*** Opening RECORDS PROVIDED ***

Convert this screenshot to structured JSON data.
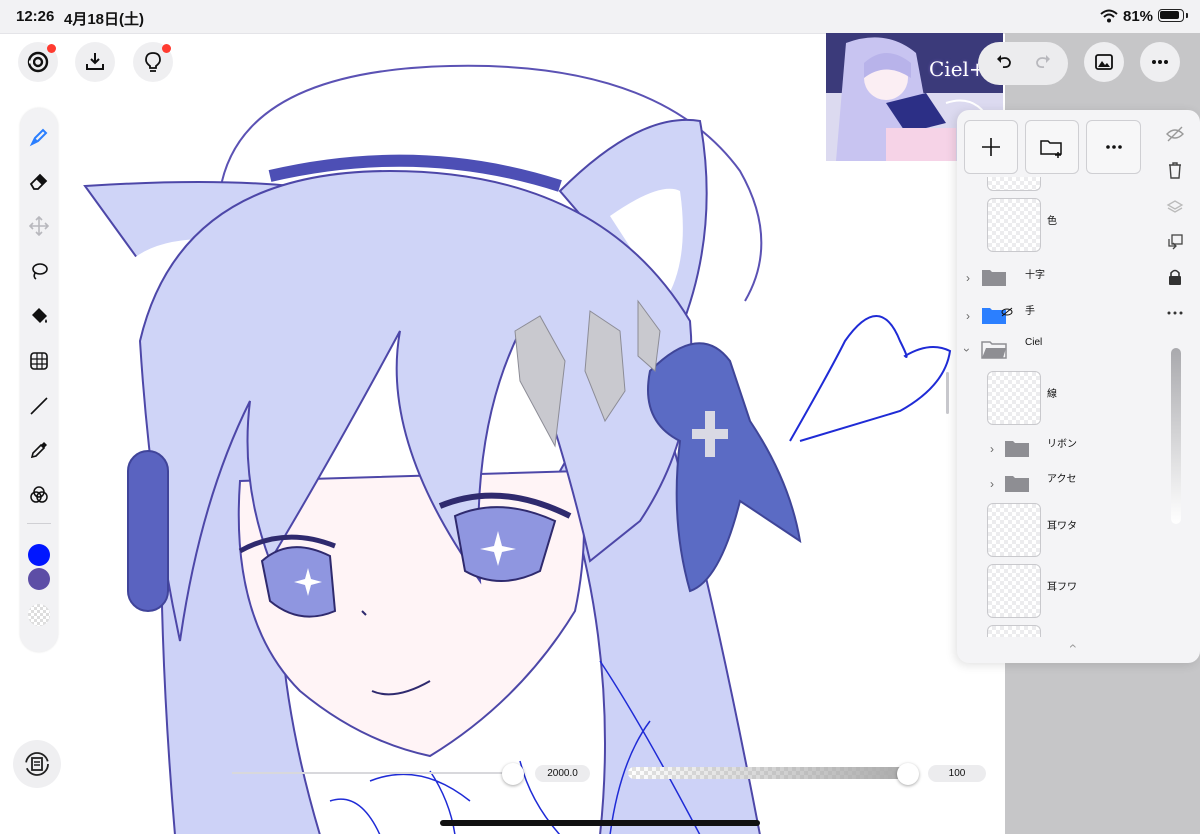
{
  "status_bar": {
    "time": "12:26",
    "date": "4月18日(土)",
    "battery": "81%"
  },
  "top_left": [
    {
      "name": "gallery-icon",
      "badge": true
    },
    {
      "name": "import-icon",
      "badge": false
    },
    {
      "name": "tips-lightbulb-icon",
      "badge": true
    }
  ],
  "tools": [
    "pen-icon",
    "eraser-icon",
    "move-icon",
    "lasso-icon",
    "fill-bucket-icon",
    "transform-grid-icon",
    "line-icon",
    "eyedropper-icon",
    "color-blend-icon"
  ],
  "colors": {
    "primary": "#0016ff",
    "secondary": "#5d4ea6",
    "accent": "#2b7fff"
  },
  "reference": {
    "title": "Ciel+"
  },
  "layers": [
    {
      "name": "色",
      "type": "layer"
    },
    {
      "name": "十字",
      "type": "folder",
      "collapsed": true
    },
    {
      "name": "手",
      "type": "folder",
      "collapsed": true,
      "selected": true,
      "hidden": true
    },
    {
      "name": "Ciel",
      "type": "folder",
      "collapsed": false
    },
    {
      "name": "線",
      "type": "layer",
      "indent": true
    },
    {
      "name": "リボン",
      "type": "folder",
      "collapsed": true,
      "indent": true
    },
    {
      "name": "アクセ",
      "type": "folder",
      "collapsed": true,
      "indent": true
    },
    {
      "name": "耳ワタ",
      "type": "layer",
      "indent": true
    },
    {
      "name": "耳フワ",
      "type": "layer",
      "indent": true
    }
  ],
  "brush": {
    "size": "2000.0",
    "opacity": "100",
    "size_fraction": 0.98,
    "opacity_fraction": 0.98
  }
}
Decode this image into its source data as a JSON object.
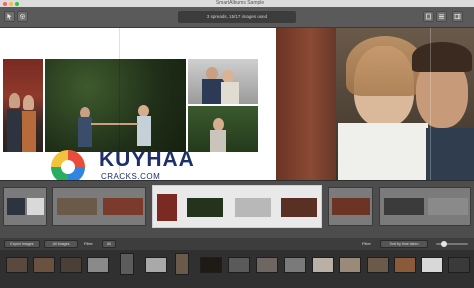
{
  "window": {
    "title": "SmartAlbums Sample",
    "summary": "3 spreads, 15/17 images used"
  },
  "colors": {
    "toolbar_bg": "#5a5a5a",
    "canvas_bg": "#ffffff",
    "strip_bg": "#4d4d4d",
    "selected_spread": "#e9e9e9",
    "brand": "#1f2f6a"
  },
  "toolbar": {
    "left_icons": [
      "select-tool-icon",
      "gear-icon"
    ],
    "right_icons": [
      "single-page-view-icon",
      "list-view-icon",
      "panel-view-icon"
    ]
  },
  "watermark": {
    "brand": "KUYHAA",
    "sub": "CRACKS.COM"
  },
  "bottom_bar": {
    "export_label": "Export Images",
    "source_label": "All Images",
    "filter_label": "Filter",
    "count_value": "All",
    "sort_label": "Filter",
    "sort_value": "Sort by time taken",
    "zoom_fraction": 0.2
  },
  "spreads": [
    {
      "index": 1,
      "selected": false
    },
    {
      "index": 2,
      "selected": false
    },
    {
      "index": 3,
      "selected": true
    },
    {
      "index": 4,
      "selected": false
    },
    {
      "index": 5,
      "selected": false
    }
  ],
  "images_count": 17
}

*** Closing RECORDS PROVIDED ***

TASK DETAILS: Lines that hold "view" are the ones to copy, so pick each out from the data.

EXPECTED ANSWER:
      "single-page-view-icon",
      "list-view-icon",
      "panel-view-icon"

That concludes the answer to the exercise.